Salt & Pepper is set to reopen with a new face in the kitchen. (Astrid Riecken/FOR THE WASHINGTON POST)

“Basically,” says co-owner Robert Golfman, “we weren’t making our numbers.” He adds, “The neighbors were telling us something.” Such as? “They weren’t comfortable with what it was.”

Nate and Lindsey Auchter, the husband-and-wife team that oversaw the kitchen and dining room, respectively, did not respond to repeated inquiries about their plans. Posts on Lindsey Auchter’s Facebook page suggest that the couple may have moved to California this month.

Aside from some minor touchups, Salt & Pepper will keep the gray-and-black look it launched with, says Golfman, who also co-owns the Asian-themed Bambu nearby.

Braitsch, 37, who last cooked at Iron Bridge Wine Company in Warrenton and counts time at Salt in Baltimore, will not be frying chicken or making meatloaf, as his predecessor did.
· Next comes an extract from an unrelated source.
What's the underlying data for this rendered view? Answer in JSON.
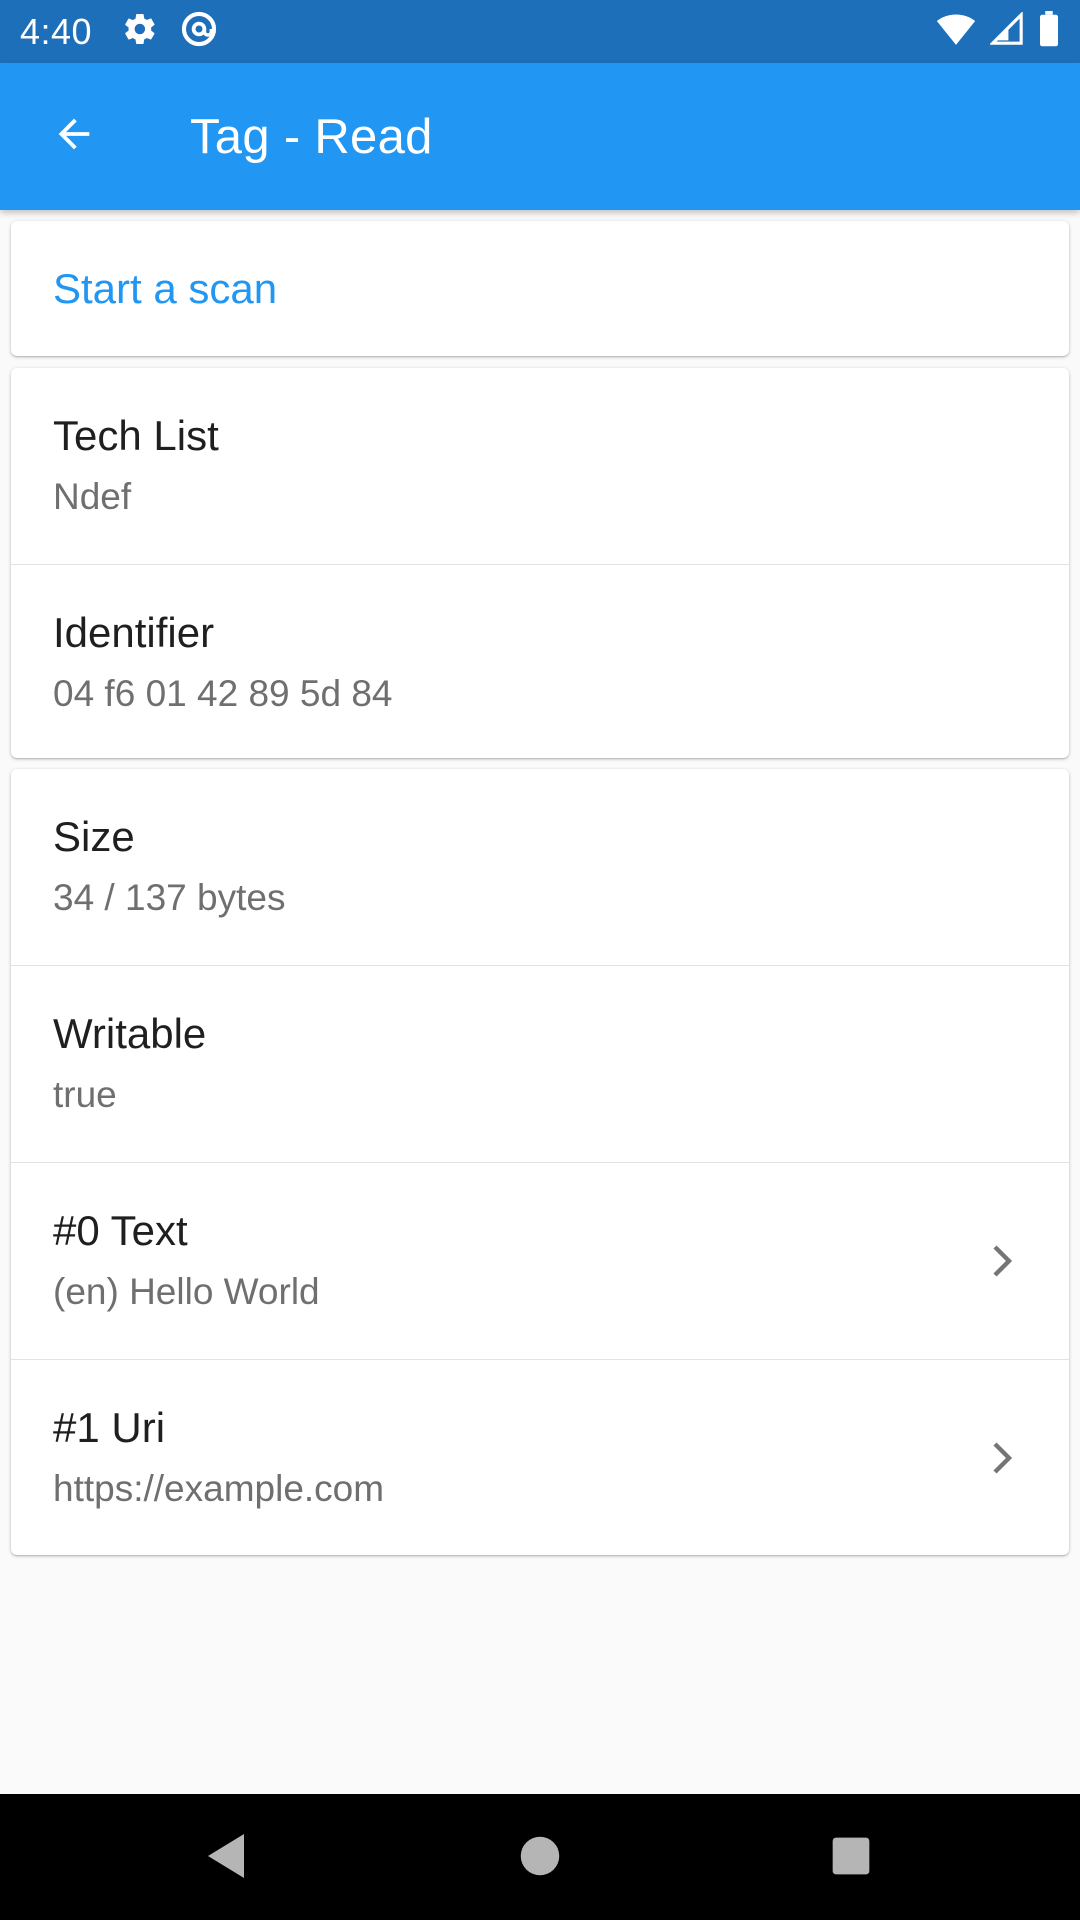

The incoming chef’s menu — scallop sashimi with a ginger-lime emulsion, poutine rethought with duck confit, star-anise beef short ribs with Yukon Gold roesti — reads more worldly, albeit priced to please: “Nothing over $25,” pledges the chef, who also plans to serve a cheesesteak, upgraded from the standard issue with blue cheese and bordelaise.